- Extracts were prepared as described in the paper, and 3µg of extract supernatant was analyzed by Western blot to quantify the amount of 26S proteasome S4-subunit.
- Protein extracts were diluted to 0.2mg/ml in ice-cold PBSE.
- A total of 10µg of protein (50µl of diluted extract) was added to 50µl of the assay reagent containing the Ultra-Glo™ luciferase and the specific luminogenic substrate (Suc-LLVY-Glo™ for the chymotrypsin-like activity assay or Z-LRR-Glo™ for the trypsin-like activity assay) in a 96-well plate.
- Components were mixed and incubated for 60 minutes at room temperature.
- Luminescence signal was read three times with an integration time of 1 second using a Fluoroskan Ascent FL plate reader equipped with a count photomultiplier in the luminometry mode.

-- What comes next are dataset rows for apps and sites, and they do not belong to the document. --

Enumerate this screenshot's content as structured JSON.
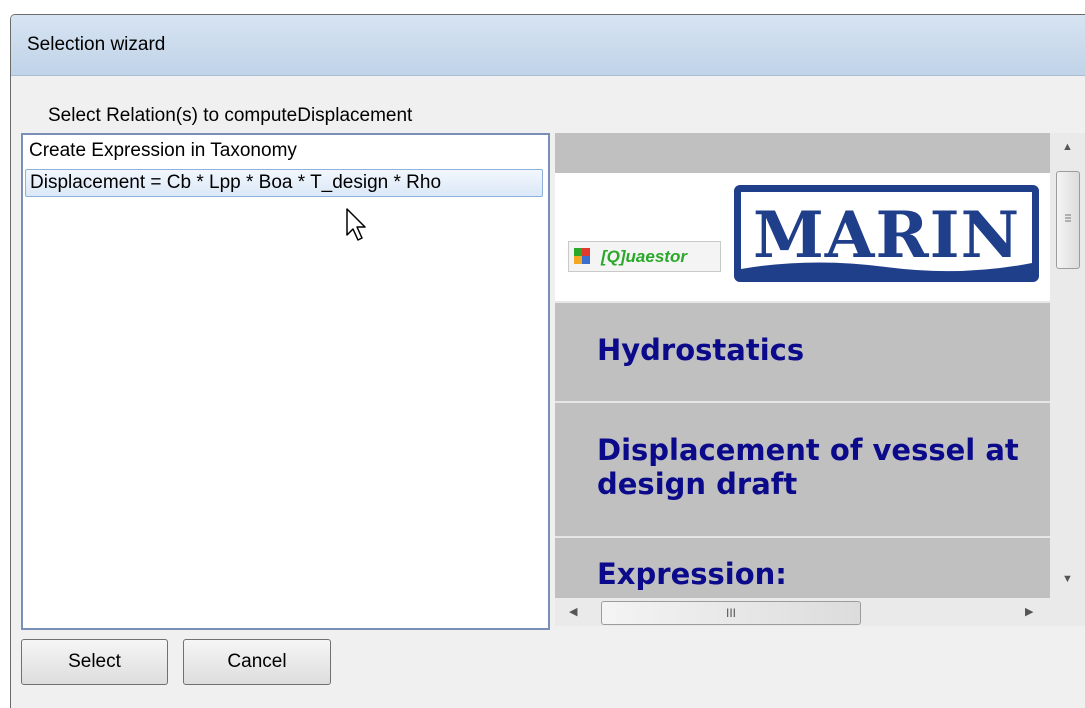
{
  "window": {
    "title": "Selection wizard"
  },
  "prompt": "Select Relation(s) to computeDisplacement",
  "list": {
    "items": [
      {
        "label": "Create Expression in Taxonomy",
        "selected": false
      },
      {
        "label": "Displacement = Cb * Lpp * Boa * T_design * Rho",
        "selected": true
      }
    ]
  },
  "preview": {
    "quaestor_logo_text": "[Q]uaestor",
    "marin_logo_text": "MARIN",
    "heading": "Hydrostatics",
    "description": "Displacement of vessel at design draft",
    "expression_label": "Expression:",
    "hscroll_grip": "III"
  },
  "buttons": {
    "select": "Select",
    "cancel": "Cancel"
  },
  "colors": {
    "heading_text": "#0a0a8a",
    "marin_blue": "#203f8b",
    "quaestor_green": "#2aa829"
  }
}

The luminescent signal intensity is a reflection of the total peptidase activity: that of the proteasome and any nonspecific peptidase present in the extract that might cleave the peptide from the aminoluciferin. To calculate proteasome activity, two measurements were made: one with the addition of the irreversible and specific proteasome inhibitor, adamantane-acetyl-(6-aminohexanoyl)3-(leucinyl)3-vinyl-(methyl)-sulfone, and one without inhibitor. Proteasome activity was calculated by subtracting the values obtained from the assays with inhibitor (background) from the total activity (no inhibitor). Proteasomal activity across different extracts was normalized to the amount of proteasome present in the extracts using the immunoblots performed earlier.
Considerations and Results
Several factors were critical for achieving a sensitive and reliable assay. The authors noted that even one cycle of freezing extracts at –80°C dramatically reduced proteasomal activity. Also, the amount of extract used affected signal intensity and stability and had to be optimized for this experimental system. Analysis of at least two mice was required to obtain reliable results with acceptable standard deviations.
The Proteasome-Glo™ Cell-Based Assays are designed to minimize the release of lysosomal proteases that can produce nonspecific background signal; however, with tissue extracts, lysosomal proteases are difficult to avoid particularly when sonicating samples. The authors use a proteasome-specific inhibitor to ensure specificity of the signal. Accounting for the nonspecific activity and normalizing to the total amount of proteasome in these extracts were essential steps for adapting these assays for use with tissue extracts. Once the assay was optimized for mouse skeletal muscle, the authors demonstrated that proteasome activity differs for different muscles within the same “normal” animal. They also showed that proteasome activity decreases with age.